Elements of immigration enforcement that are usually under-reported in the media

The media coverage of immigration enforcement tends to  fixate on the southern border to the exclusion of discussions of  interior enforcement or an acknowledgement that the U.S. has more than one border.  A story in the Boston Globe by Maria Sacchetti on April 10 was an exception.  She hits two points that are rarely mentioned in media coverage. 

First, the problem of the jobs magnet drawing undocumented workers.  Sacchetti noted:

Still, some say that measures needed to control illegal immigration are not in place — measures such as a nationwide system for employers to check workers’ immigration status, more frequent audits of companies that hire unauthorized workers, and a fingerprint system to track people who overstay visas. According to a 2006 Pew Hispanic Center report, visa overstayers and other legally admitted visitors accounted for as many as 50 percent of immigrants here illegally.

What is remarkable about this passage is the discussion of interior enforcement, enforcement that takes place far from the nation's southern border with Mexico. This aspect of reporting about "the border" usually goes missing.  There is also an acknowledgment that the undocumented population in the U.S. does not just consist of border crossers from the south and in fact many temporary immigrants from around the world arrive with visas that then expire and become undocumented that way. Further in the article, Sacchetti writes:

Tracking people who overstay their visas is another challenge. The 9/11 Commission recommended that Homeland Security create a biometric entry-exit system to track visitors after the 2001 attacks revealed that some of the airplane hijackers had overstayed their visas.

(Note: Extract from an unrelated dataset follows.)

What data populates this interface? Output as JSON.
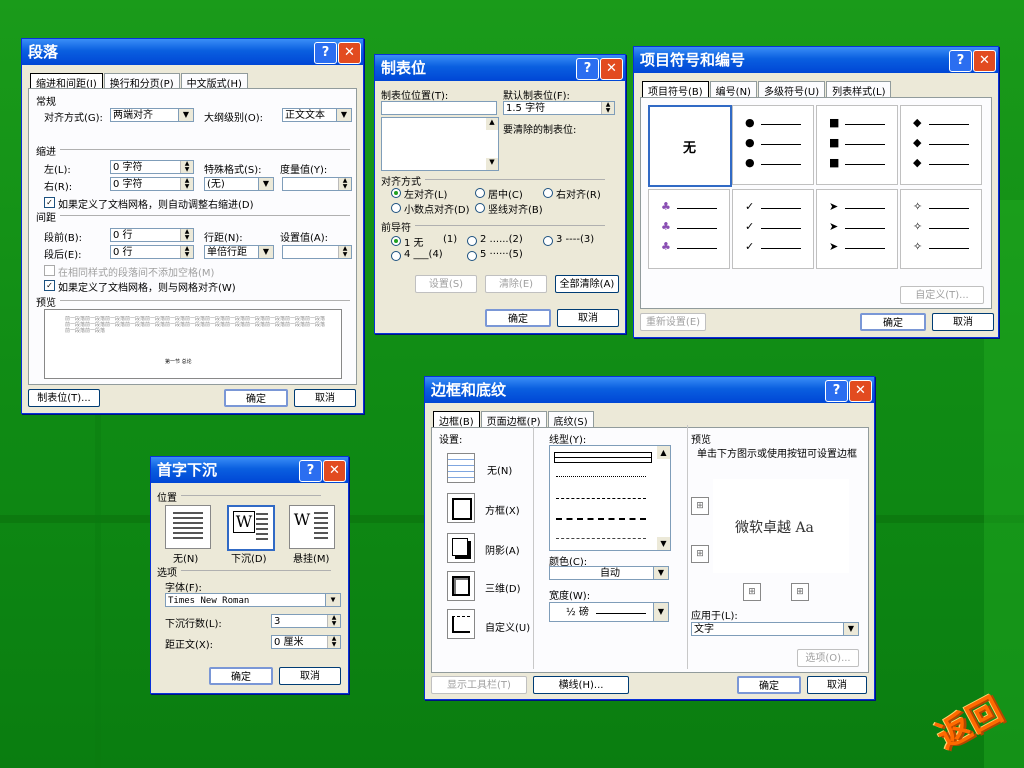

But almost nine years after the report, the program’s cost and timeline remain unclear.

And this is really a huge part of the enforcement problem that is under-reported and under-discussed by policy makers--interior enforcement. Given estimates of 40-50% of the current undocumented population is from visa overstays rather than border crossings from the southern border, any forthcoming legislation that purports to be comprehensive in any way must address the issue of a) a better verification system and b) how better to track persons who enter on temporary visas.